# Instructions to follow
In the entries that follow, how many lines include the string "cuvox"? The answer is the number only.

# Dataset extract
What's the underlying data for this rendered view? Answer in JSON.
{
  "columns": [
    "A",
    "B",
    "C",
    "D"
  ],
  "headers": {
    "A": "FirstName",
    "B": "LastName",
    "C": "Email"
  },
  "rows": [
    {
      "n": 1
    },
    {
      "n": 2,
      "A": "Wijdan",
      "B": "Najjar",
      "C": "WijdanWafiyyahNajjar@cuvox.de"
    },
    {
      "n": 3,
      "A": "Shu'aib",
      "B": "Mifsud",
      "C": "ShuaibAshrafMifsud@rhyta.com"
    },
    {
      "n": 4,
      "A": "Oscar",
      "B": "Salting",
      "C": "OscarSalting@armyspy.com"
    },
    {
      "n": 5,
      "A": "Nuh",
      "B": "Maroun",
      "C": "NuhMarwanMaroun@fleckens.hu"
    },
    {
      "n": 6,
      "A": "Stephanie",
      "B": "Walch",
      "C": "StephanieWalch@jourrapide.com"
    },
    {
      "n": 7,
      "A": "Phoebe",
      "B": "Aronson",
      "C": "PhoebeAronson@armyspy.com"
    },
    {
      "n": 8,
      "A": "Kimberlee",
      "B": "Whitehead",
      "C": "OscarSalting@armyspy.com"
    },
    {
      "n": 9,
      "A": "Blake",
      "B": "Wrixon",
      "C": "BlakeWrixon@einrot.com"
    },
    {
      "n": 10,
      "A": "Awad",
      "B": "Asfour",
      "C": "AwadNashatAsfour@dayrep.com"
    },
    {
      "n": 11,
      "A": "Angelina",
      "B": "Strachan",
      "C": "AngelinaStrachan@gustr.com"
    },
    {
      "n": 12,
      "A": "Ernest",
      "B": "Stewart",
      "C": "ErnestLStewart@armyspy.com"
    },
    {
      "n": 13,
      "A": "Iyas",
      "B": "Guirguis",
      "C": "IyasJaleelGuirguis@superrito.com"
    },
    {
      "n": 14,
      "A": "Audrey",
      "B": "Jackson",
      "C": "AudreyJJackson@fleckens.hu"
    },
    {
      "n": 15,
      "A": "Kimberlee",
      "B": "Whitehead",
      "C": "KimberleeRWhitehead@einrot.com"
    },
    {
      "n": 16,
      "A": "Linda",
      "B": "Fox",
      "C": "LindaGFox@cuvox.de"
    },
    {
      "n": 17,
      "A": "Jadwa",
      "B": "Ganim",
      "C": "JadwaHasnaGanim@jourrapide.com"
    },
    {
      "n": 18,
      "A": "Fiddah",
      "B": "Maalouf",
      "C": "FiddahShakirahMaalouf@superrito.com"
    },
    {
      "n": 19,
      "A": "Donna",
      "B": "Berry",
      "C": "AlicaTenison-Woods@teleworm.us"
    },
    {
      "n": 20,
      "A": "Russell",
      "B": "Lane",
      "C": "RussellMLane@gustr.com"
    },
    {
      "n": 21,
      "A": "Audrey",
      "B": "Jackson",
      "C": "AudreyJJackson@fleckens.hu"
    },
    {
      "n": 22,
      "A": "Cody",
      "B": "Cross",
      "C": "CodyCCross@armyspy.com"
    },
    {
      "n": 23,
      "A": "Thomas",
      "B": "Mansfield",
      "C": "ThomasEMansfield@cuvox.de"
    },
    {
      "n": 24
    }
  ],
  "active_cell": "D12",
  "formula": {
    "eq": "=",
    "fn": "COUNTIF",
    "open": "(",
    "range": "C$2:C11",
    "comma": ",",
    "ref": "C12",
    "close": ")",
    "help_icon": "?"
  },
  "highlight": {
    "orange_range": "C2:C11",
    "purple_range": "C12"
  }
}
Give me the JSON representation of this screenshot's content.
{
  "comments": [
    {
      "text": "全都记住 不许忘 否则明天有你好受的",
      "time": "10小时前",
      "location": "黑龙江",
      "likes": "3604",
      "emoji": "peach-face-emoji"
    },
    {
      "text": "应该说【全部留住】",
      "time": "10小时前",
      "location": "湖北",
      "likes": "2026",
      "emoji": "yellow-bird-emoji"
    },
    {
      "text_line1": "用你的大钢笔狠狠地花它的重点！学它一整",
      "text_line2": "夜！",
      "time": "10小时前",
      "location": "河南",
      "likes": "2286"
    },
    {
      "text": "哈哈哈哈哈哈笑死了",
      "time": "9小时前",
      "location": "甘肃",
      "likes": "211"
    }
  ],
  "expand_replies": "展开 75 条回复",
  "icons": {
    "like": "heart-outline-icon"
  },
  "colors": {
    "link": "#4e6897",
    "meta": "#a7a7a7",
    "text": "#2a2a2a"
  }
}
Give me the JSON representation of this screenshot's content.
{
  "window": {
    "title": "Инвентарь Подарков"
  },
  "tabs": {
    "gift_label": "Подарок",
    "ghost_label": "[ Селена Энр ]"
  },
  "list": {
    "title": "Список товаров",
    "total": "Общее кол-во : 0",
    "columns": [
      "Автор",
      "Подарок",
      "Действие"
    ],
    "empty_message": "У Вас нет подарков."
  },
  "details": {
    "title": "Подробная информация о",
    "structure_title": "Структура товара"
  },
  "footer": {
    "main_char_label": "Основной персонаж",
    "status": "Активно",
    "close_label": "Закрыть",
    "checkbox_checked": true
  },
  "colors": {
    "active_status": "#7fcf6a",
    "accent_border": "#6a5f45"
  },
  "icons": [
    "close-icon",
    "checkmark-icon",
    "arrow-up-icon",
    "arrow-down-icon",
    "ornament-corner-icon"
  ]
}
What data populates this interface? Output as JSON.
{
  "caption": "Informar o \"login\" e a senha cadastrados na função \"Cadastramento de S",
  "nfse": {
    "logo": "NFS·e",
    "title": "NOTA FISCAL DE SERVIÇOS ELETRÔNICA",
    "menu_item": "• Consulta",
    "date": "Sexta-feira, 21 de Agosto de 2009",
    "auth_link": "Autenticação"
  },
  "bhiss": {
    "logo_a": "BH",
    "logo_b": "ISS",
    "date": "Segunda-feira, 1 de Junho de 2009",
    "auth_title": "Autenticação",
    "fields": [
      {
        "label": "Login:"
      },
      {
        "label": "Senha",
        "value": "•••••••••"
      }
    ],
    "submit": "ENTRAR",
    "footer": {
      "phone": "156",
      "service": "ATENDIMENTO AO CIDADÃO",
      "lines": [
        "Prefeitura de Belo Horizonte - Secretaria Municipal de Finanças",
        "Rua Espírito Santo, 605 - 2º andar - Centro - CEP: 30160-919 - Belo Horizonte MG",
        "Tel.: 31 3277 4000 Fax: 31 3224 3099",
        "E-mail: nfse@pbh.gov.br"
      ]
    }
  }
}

# Answer space
3